▶ _Problem_: Lines in the listing below that contain the string "lock" are to be found and copied.
━━ Given information ━━
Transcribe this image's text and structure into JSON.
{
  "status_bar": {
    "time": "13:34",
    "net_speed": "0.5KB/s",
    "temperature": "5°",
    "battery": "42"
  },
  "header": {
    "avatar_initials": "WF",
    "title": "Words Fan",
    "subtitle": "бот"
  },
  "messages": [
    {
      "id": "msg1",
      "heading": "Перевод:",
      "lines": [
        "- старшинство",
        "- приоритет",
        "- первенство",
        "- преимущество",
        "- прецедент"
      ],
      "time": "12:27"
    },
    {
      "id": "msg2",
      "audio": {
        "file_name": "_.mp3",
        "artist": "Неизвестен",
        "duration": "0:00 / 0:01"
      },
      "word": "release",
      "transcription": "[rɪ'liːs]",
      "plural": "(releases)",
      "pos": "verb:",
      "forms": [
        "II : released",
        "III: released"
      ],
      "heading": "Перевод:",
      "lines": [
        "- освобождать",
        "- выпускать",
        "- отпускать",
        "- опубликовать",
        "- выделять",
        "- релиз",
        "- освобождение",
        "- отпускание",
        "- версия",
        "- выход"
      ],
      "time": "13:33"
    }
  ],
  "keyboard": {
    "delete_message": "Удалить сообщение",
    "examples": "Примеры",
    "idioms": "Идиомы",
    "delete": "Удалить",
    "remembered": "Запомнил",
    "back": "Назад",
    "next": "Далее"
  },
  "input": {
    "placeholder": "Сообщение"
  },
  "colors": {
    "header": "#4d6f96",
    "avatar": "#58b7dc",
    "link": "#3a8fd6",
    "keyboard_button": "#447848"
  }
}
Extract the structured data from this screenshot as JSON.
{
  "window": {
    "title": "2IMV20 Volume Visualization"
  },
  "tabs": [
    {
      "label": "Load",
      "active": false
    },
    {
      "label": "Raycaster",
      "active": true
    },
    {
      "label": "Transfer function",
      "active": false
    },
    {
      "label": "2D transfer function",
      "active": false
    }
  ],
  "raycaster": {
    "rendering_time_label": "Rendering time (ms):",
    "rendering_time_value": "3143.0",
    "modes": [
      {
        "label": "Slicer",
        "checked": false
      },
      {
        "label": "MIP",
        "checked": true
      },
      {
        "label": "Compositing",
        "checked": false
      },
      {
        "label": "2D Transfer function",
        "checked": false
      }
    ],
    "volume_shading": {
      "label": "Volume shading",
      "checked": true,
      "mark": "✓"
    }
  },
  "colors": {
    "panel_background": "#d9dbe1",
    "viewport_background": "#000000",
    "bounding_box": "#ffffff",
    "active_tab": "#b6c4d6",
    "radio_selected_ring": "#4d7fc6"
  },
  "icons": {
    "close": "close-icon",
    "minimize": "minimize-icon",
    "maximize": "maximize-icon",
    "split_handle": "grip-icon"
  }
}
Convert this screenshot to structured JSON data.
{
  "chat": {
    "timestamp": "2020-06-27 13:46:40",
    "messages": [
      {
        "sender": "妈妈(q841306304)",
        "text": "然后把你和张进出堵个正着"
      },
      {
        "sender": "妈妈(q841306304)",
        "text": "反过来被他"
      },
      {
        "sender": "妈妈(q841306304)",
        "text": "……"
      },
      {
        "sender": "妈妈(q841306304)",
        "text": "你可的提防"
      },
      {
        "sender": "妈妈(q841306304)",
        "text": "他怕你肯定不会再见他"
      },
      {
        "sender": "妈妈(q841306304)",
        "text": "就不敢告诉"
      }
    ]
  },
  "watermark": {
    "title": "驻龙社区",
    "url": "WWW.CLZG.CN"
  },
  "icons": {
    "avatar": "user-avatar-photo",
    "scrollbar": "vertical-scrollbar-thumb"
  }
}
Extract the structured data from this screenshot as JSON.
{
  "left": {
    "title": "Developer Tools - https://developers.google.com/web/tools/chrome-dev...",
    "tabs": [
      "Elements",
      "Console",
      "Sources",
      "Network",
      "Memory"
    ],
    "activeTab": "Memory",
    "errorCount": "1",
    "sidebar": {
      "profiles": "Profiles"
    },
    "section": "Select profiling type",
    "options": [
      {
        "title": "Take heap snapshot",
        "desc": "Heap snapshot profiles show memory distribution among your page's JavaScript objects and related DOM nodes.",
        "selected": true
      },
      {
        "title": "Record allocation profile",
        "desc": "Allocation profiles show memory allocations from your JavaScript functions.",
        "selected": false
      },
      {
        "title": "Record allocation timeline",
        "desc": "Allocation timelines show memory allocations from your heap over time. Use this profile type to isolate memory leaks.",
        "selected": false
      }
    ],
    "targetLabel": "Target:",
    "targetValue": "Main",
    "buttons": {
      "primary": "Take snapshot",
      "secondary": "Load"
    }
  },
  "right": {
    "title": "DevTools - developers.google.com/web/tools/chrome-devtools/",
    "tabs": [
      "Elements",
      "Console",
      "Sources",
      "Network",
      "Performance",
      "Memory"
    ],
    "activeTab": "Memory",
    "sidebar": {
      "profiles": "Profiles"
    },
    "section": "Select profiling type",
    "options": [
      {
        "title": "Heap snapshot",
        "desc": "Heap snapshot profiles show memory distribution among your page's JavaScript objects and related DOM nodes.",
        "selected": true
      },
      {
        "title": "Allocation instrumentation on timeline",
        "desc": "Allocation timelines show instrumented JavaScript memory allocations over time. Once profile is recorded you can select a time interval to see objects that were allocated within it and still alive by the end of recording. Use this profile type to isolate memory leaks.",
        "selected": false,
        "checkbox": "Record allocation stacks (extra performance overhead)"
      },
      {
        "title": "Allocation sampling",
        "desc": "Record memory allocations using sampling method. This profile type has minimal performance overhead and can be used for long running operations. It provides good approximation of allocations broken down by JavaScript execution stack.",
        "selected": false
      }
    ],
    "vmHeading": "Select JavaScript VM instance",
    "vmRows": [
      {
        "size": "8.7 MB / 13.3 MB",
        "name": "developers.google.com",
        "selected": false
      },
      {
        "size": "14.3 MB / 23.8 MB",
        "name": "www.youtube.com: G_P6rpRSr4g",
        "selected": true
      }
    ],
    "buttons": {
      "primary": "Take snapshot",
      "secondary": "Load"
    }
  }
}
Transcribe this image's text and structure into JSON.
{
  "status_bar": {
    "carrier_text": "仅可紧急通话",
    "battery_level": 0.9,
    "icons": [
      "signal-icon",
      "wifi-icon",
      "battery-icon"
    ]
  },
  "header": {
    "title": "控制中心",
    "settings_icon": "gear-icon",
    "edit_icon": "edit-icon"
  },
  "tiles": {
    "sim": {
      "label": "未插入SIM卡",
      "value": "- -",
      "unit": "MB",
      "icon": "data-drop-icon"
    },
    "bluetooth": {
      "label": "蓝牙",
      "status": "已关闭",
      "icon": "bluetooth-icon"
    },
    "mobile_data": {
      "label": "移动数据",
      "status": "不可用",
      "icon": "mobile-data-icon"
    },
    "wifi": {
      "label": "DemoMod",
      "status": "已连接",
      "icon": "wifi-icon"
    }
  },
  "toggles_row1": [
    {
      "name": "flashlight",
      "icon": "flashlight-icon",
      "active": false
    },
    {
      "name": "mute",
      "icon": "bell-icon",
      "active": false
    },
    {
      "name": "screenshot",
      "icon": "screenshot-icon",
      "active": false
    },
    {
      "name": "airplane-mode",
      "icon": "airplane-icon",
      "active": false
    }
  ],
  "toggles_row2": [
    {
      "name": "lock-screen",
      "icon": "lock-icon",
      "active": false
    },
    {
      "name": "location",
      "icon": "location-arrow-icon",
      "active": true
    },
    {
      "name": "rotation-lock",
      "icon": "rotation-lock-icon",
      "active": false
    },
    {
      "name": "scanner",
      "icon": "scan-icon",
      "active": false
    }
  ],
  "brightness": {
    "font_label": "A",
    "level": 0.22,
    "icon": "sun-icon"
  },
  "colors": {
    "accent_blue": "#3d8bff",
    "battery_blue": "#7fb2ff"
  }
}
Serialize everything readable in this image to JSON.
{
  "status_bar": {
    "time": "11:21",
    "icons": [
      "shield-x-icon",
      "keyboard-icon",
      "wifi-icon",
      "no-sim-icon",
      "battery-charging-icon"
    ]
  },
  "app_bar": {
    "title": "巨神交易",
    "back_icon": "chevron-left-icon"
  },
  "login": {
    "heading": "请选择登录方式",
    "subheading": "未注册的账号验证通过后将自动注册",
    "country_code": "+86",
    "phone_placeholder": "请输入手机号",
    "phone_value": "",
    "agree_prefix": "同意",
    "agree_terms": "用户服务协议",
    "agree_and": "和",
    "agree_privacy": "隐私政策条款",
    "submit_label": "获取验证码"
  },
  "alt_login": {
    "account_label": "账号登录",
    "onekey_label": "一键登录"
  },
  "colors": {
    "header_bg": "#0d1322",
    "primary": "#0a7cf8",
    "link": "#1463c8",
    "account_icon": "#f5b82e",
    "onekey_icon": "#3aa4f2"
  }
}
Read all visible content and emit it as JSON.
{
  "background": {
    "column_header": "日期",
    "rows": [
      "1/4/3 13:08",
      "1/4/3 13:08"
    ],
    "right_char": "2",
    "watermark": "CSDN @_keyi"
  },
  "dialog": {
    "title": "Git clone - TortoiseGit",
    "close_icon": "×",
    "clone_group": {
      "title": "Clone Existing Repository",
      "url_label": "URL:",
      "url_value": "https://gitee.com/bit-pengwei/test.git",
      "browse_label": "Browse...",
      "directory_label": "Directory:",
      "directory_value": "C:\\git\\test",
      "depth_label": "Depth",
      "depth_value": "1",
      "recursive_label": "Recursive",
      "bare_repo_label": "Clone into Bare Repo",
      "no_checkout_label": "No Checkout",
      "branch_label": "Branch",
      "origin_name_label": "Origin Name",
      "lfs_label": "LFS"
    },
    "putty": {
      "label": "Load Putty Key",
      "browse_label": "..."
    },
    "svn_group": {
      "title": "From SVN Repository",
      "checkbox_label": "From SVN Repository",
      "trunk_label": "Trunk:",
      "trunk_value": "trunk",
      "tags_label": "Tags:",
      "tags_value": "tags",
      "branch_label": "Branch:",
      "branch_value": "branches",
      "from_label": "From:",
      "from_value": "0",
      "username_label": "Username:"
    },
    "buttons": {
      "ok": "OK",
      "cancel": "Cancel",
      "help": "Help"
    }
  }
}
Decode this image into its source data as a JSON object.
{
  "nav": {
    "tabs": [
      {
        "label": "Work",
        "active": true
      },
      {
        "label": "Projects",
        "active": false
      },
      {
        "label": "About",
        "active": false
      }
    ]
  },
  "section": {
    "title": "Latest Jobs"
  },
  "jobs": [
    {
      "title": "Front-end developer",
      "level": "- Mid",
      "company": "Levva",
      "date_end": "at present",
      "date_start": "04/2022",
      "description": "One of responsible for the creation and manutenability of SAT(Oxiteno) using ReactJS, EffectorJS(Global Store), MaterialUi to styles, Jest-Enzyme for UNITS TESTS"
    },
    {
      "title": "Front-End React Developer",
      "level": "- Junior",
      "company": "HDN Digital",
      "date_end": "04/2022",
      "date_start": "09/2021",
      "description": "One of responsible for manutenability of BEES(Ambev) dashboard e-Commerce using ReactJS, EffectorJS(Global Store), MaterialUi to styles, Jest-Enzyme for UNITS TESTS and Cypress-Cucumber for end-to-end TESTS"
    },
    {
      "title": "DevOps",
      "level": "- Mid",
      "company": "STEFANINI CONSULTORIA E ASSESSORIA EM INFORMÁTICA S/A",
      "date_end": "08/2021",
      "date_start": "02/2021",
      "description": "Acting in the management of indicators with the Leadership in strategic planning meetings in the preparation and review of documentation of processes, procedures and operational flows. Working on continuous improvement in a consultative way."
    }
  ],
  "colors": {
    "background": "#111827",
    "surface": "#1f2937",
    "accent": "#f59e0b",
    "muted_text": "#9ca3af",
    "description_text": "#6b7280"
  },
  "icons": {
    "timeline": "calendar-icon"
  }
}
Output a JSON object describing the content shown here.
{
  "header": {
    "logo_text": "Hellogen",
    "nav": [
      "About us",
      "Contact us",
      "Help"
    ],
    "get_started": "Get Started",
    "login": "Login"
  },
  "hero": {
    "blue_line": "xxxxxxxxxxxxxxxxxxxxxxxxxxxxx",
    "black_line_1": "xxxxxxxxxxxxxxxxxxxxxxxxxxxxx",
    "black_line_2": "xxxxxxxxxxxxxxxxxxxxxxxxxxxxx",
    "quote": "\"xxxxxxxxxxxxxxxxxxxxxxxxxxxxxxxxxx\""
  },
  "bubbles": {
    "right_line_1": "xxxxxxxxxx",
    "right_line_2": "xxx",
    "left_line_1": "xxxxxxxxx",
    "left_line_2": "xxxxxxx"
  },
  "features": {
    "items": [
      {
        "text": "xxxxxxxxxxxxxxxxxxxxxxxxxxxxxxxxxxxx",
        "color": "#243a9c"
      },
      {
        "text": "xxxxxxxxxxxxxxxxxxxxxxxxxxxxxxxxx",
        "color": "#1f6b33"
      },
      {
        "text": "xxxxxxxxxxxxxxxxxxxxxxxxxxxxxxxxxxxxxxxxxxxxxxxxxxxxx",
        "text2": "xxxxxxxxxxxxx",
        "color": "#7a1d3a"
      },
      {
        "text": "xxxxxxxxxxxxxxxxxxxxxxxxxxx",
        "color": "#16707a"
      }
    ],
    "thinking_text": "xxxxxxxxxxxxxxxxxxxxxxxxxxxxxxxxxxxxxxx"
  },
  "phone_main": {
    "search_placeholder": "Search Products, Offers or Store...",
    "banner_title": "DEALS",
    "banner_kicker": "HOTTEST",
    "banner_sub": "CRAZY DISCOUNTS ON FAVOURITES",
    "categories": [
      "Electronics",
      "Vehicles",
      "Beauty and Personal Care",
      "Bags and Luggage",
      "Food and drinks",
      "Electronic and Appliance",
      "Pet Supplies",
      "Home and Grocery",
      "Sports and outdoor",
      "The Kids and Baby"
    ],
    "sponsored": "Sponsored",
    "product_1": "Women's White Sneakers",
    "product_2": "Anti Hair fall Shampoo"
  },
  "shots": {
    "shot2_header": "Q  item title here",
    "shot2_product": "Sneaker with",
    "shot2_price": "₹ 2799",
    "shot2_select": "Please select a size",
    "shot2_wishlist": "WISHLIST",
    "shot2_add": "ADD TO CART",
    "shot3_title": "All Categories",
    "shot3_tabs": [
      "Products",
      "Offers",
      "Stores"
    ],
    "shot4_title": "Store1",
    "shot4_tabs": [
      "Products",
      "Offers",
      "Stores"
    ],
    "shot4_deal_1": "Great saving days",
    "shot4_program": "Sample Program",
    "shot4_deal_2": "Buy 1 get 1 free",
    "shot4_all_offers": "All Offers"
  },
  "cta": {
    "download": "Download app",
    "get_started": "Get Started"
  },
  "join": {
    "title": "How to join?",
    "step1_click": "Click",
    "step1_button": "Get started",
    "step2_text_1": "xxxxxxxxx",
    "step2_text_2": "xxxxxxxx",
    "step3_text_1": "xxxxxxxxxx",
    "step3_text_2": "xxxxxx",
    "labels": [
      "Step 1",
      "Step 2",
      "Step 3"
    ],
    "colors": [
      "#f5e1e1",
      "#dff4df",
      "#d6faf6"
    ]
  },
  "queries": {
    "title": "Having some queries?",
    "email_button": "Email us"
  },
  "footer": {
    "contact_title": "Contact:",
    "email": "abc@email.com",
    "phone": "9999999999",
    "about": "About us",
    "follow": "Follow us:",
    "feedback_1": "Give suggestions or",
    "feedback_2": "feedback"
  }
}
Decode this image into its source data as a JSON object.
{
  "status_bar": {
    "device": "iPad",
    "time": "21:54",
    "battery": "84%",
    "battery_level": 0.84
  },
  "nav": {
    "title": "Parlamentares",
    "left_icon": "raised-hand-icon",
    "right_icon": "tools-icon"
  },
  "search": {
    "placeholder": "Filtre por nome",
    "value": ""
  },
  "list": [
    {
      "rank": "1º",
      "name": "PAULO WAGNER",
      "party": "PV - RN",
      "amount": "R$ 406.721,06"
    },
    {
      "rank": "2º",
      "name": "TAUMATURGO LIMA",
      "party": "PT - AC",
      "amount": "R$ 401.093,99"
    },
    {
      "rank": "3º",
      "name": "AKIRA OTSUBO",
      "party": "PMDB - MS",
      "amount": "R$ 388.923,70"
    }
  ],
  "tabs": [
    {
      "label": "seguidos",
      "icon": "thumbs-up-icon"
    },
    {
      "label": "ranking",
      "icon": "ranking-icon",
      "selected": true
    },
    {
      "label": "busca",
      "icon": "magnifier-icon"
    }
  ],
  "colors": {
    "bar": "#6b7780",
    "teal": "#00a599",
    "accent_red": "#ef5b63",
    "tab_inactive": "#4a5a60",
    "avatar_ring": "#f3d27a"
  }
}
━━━
▶ _Response to this exercise_:
      "name": "lock-screen",
      "icon": "lock-icon",
      "name": "rotation-lock",
      "icon": "rotation-lock-icon",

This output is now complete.